The fourth barrier is our society’s rigid idea of what it means to be outdoorsy. “Outdoor recreation doesn’t have to be a 10-day backpacking trip in the backcountry; it can be a walk or bike ride through your city park. We need to redefine what we see as outdoor recreation,” Jasper said.
“You don’t have to be in Patagonia attire to be outdoorsy. Do I have to wear my Chacos with socks every time I go outside? No. I have meetings to go to and work to do. Sometimes, I like to get dressed up and be outside in my office attire. Other times, I’ll go into the woods and come back with twigs in my hair. You can be both. It’s not one or the other.”
In short, the reason you don’t see as many people of color outside is a culmination of many different layers. “Color Out Here” intends to pick those layers apart and share the narratives of people of color taking space outdoors — while acknowledging the fact that we are on colonized lands, founded on the displacement of indigenous people.
In preparation for Jasper’s new show, she went on a 10-day backpacking trip led by the National Outdoor Leadership School. It was the first time it taught a course exclusively for people of color. “The landscape was beautiful, I learned a ton about outdoor leadership and technical backpacking skills — but the most profound part was the community building,” said Jasper. “I don’t know if or when I’ve ever been with people of color for 10 days straight in my life!”
The backpackers still keep in touch to this day — mostly online — and continue supporting each other’s journeys in outdoor recreation. “We’re all reading Adrienne Maree Brown’s book ‘Pleasure Activism.’ In it, she talks about the concept of joyful solidarity, which is solidarity built out of positive experiences together rather than out of resistance to trauma.
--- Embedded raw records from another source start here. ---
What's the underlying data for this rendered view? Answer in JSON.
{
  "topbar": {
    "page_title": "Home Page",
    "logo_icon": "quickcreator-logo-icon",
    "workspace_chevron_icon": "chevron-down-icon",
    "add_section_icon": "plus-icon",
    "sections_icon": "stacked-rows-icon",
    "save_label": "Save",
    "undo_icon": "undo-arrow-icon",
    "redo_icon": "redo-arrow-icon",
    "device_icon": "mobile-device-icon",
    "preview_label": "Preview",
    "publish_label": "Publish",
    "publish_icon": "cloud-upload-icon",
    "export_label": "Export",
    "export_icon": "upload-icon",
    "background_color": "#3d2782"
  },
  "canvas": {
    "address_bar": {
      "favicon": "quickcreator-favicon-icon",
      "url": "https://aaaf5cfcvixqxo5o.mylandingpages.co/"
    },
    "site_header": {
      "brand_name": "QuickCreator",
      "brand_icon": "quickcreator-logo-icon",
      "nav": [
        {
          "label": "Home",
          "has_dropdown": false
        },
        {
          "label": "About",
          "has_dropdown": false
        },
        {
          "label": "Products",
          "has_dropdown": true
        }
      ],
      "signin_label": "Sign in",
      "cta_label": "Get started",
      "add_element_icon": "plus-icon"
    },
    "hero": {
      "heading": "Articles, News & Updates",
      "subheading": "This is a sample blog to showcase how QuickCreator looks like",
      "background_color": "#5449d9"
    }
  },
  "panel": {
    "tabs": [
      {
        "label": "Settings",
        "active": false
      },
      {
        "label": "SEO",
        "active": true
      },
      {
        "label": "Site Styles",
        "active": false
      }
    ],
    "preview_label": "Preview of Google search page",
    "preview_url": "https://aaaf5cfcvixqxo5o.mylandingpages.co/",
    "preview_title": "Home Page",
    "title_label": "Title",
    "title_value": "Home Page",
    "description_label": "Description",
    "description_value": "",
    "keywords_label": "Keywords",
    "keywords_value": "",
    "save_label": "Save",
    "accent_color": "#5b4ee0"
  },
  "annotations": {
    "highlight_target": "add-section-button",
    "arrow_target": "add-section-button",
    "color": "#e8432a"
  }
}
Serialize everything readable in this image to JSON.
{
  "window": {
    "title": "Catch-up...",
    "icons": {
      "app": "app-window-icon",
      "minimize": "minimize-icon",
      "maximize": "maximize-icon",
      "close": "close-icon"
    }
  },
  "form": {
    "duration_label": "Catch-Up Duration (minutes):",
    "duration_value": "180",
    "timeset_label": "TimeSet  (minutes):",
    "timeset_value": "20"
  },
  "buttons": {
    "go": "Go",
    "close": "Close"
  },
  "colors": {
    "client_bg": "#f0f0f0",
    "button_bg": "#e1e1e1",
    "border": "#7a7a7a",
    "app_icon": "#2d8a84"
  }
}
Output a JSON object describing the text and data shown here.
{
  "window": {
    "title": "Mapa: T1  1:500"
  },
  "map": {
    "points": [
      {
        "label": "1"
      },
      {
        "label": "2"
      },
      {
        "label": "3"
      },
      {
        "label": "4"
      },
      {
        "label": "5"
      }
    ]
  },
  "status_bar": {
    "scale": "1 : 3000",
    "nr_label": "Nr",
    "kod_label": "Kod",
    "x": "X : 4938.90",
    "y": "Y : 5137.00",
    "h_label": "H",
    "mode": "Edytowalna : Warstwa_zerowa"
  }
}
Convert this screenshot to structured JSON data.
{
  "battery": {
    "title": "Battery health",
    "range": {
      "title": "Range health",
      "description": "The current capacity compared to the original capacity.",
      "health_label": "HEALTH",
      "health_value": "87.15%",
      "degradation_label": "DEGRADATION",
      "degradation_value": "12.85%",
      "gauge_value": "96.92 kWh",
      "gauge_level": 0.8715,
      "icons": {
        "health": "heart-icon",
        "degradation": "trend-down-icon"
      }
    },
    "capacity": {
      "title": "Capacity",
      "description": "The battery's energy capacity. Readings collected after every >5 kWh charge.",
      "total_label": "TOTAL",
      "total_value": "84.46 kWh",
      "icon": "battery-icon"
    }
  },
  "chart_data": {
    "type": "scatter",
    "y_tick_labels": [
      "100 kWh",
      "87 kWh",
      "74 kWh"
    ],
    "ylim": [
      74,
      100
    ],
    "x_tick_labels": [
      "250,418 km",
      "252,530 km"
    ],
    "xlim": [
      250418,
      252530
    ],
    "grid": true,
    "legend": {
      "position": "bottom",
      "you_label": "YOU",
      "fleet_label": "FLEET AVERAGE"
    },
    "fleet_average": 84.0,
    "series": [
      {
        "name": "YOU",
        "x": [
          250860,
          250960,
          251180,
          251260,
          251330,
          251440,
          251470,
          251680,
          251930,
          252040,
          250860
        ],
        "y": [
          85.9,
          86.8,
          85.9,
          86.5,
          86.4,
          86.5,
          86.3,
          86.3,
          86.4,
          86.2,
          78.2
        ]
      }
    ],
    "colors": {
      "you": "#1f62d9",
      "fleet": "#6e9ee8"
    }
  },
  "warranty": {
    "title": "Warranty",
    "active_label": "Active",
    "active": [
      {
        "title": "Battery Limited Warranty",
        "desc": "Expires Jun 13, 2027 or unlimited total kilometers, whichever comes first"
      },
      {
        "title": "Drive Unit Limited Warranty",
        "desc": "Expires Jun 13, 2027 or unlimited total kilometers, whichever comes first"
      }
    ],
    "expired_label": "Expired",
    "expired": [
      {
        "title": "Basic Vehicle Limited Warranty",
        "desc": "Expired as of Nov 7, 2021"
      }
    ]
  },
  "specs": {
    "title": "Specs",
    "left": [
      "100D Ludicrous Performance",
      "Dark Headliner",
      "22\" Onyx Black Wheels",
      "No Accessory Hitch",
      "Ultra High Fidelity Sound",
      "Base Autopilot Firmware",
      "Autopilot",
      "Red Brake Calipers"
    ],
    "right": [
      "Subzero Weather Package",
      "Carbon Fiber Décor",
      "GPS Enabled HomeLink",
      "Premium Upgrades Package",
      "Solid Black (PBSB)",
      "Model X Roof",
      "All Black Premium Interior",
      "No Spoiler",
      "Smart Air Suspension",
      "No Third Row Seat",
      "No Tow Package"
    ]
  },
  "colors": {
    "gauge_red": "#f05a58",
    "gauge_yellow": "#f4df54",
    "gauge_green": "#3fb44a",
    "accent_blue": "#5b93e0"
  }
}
That’s something I gained from my trip and that I carry with me today. I want to use this show as a platform to help other people see that it can happen for them, too, and increase visibility where it’s already happening today.”
The importance of welcoming everyone to the outdoors extends beyond social justice. Excluding people of color from outdoor spaces means that fewer people join political fights for environmental justice. People don’t protect places they don’t have a connection with, and folks who hike, bike, climb or kayak are more likely to take actions that promote sustainability.
For well-meaning white folks looking to be better allies, Jasper said, “Leverage your privilege to help other people and elevate their narratives. Remember that your way isn’t the only way, there’s not a certain type of person that should or should not be in the outdoors, and, for people of color, it isn’t as simple as just going outside.”
For those in underrepresented groups looking to develop a connection with the outdoors, Jasper encourages joining an affinity group to gain a sense of community and get guidance on the technical aspects of outdoor recreation.
Happy hiking, friends.
Check out Alice’s suggestions for outdoor groups:
Brown Girls Climb
Melanin Base Camp